Lifestyle Q&A: Steve Leveen, Part 2
The co-founder of Levenger embarks on a midlife language journey—and emerges as champion of bilingualism in the U.S.
In 2017, having already stepped down as CEO of Levenger after 27 years, Steve Leveen launched America the Bilingual, a passion project that celebrates the pursuit of bilingualism in America—and touts its potential to empower and unite our citizenry.
Earlier this year, Leveen published America’s Bilingual Century, a thoughtful, entertaining and scholarly work that encompasses 12 years of research and expert interviews. In it, he seeks to enlighten Americans about bilingualism by sharing his own journey, detailing the advantages of speaking multiple languages, and debunking 12 language myths.
“The next stop on the train of human educational attainment is biliteracy,” Leveen says when asked where he sees America’s future in terms of its approach to other languages. “There’s no question that’s going to happen. The only question is how long it’s going to take. If we put our minds to it, we can do it in a generation.”
Here’s the second part of our interview with Leveen in the June issue of Lifestyle.
You’ve said that in the America we’re becoming, English unites us—but our languages are what define and strengthen us. How do you reconcile that idea with movements in this country that promote anti-bilingualism and English-only initiatives?
I would be as concerned as any American if what was happening in the United States was a fractioning of our populace, where different groups of people spoke different languages and didn’t understand one another. That would be a problem. It would be a problem for governing, and a problem for common culture. But that’s not what’s happening.
English has never been stronger or more pervasive than it is today. Something like 98% of the people in this country speak English. But we’re a big country. So 2% of our population is still 6 million to 7 million people. They may need help with their English. And we ought to help them.
But bilingualism, having another language that you speak, is a skill. I would think that all Americans want our population to be skillful. We want to be skilled in engineering and in science and in math. Language is just another skill like that.

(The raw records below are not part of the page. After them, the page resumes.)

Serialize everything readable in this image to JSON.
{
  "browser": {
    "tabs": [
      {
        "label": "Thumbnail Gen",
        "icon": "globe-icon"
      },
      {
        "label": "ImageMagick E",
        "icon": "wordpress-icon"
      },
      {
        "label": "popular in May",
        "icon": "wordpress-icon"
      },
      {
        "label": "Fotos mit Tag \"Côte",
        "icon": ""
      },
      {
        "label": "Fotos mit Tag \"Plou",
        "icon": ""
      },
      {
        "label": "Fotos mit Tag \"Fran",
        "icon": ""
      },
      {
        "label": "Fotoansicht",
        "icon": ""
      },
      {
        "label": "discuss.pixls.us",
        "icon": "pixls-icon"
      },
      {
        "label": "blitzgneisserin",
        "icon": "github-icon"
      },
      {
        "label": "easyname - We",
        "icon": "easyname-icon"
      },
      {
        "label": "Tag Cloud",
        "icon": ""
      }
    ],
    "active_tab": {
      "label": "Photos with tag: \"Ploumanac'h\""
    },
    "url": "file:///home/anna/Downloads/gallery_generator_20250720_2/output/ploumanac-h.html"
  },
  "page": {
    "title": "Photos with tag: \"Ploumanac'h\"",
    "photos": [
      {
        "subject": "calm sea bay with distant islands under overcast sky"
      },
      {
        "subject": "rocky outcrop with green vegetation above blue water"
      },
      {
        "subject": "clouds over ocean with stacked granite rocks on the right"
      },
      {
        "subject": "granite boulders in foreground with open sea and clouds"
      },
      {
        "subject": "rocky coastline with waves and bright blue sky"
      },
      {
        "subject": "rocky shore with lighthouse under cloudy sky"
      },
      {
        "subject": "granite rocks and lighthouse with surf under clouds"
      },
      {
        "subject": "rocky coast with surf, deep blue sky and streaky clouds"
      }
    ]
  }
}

In some circles, however, speaking a language other than English is used to promote the idea that America is losing its identity.
I understand that, and there are two points I want to make. First, our founding fathers were bilinguals. Thomas Jefferson, Benjamin Franklin, John Adams. They had to be bilingual to advance the interests of the United States. Teddy Roosevelt was bilingual; he used his French and German while president.
Generally, American bilinguals are extremely polite. They’re careful not to speak their other languages in public so that they don’t annoy people. That’s one reason why we don’t understand how much bilingualism is really in the United States; much of it is kept in the home. Over 20% of our homes in America speak a language inside [those walls] other than English.
I think we have to mature as adults and first acknowledge the fact that hearing a [foreign] language makes us initially uncomfortable. We also have to understand that what we’re hearing is the strength of American linguistic capital. If you walk over to those people at the other table, and address them in English, chances are extremely high that they will respond to you very politely in English.
There’s something else. Americans are used to feeling like underdogs in languages. We compare ourselves to Europeans and see that they speak three or four languages, and we think we’re like dolts over here.
Well, guess what? That’s not true. The United States has something like 75 million bilinguals. And by bilingual, I mean that they speak two or more languages in their daily life. That’s about five times the number of bilinguals in France. That’s surprising to many Americans, but there’s a lot of monolingualism in France.
It’s not only the quantity of our bilinguals, but it’s the diversity. We have seven languages with over a million speakers in the United States. We have 35 additional languages with over 100,000 speakers. No country can compare.
Sometimes, I feel like I’ve seen the Grand Canyon—and the rest of the country hasn’t yet. We have nothing to be embarrassed about regarding our language skills. In fact, to the contrary, we should be very proud of what we already possess—and we should be motivated to increase the linguistic capital that this country has.
Do you see the rest of your life dedicated to this project?
Absolutely. I feel so grateful for the opportunity to do this reporting, and to find this kind of unknown story that’s transpiring right now in the United States. What a privilege it is to help nudge the country in this direction, where we recognize that one of our strengths as a country is our bilingualism, which no other country can match.
Let’s recognize the beauty that’s already here. And build upon it.